The ranch is subject to a Conservation Easement with the Texas Agricultural Land Trust that focuses on restricting subdivision while allowing compatible uses like recreation, hunting, planned grazing, and limited development. The adjoining ranches north and south also have a Conservation Easement ensuring landscape views.
The landscape is wide-open rolling grass and scrubland surrounded by rugged mountain ranges which can be seen from most places on the property. Classic “Cattle County” of the Old West, the Alamito Hills Ranch has maintained much of the environment and appearance of times past. This vast area lies in a narrow elevation range between 3,750 and 4,200 feet, allowing for mix of vegetation from the mid to lower Chihuahuan Desert such as Spanish dagger, yucca, creosote and cholla with a mix of blue grama, black grama, bear grass, and sideoats grama with scattered brush. Tributaries to Alamito Creek have heavier brush like mesquite, desert willow, white brush, catclaw, and some oaks and juniper.
This property is home to many species of birds, raptors, songbirds, and game birds such as Blue (Scaled) Quail, Mourning Dove, and White Wing Dove, as well as larger wildlife of the desert such as Desert Mule Deer and Javelina. The brush and grasses provide excellent habitat for these game and non-game animals. This is Chihuahuan Desert hunting land at its best and a nature lover’s dream.
The ranch is fenced with some of the fencing being new. There are a series of roads and some excellent building sites with nearby electricity.

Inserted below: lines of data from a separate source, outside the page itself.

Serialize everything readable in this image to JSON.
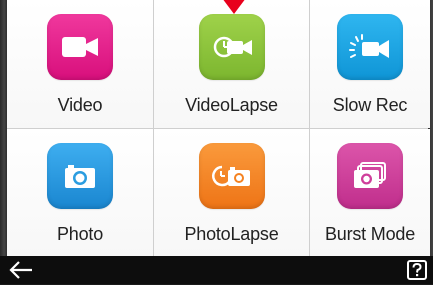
{
  "modes": [
    {
      "label": "Video",
      "color": "#e8168a",
      "icon": "video-camera-icon"
    },
    {
      "label": "VideoLapse",
      "color": "#8cc63f",
      "icon": "videolapse-icon"
    },
    {
      "label": "Slow Rec",
      "color": "#1aa6e4",
      "icon": "slow-rec-icon"
    },
    {
      "label": "Photo",
      "color": "#2b9de0",
      "icon": "photo-camera-icon"
    },
    {
      "label": "PhotoLapse",
      "color": "#f58220",
      "icon": "photolapse-icon"
    },
    {
      "label": "Burst Mode",
      "color": "#cf3e9b",
      "icon": "burst-mode-icon"
    }
  ],
  "selected_mode": "VideoLapse",
  "bottombar": {
    "back_icon": "back-arrow-icon",
    "help_icon": "help-icon"
  }
}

The Alamito Creek watershed has some of the most prolific groundwater systems in the area. There is one well on the ranch, with a submersible electric pump. The ranch includes part of Alamito Creek itself downstream from the bridge and has some amazing park-like Cottonwood lined banks.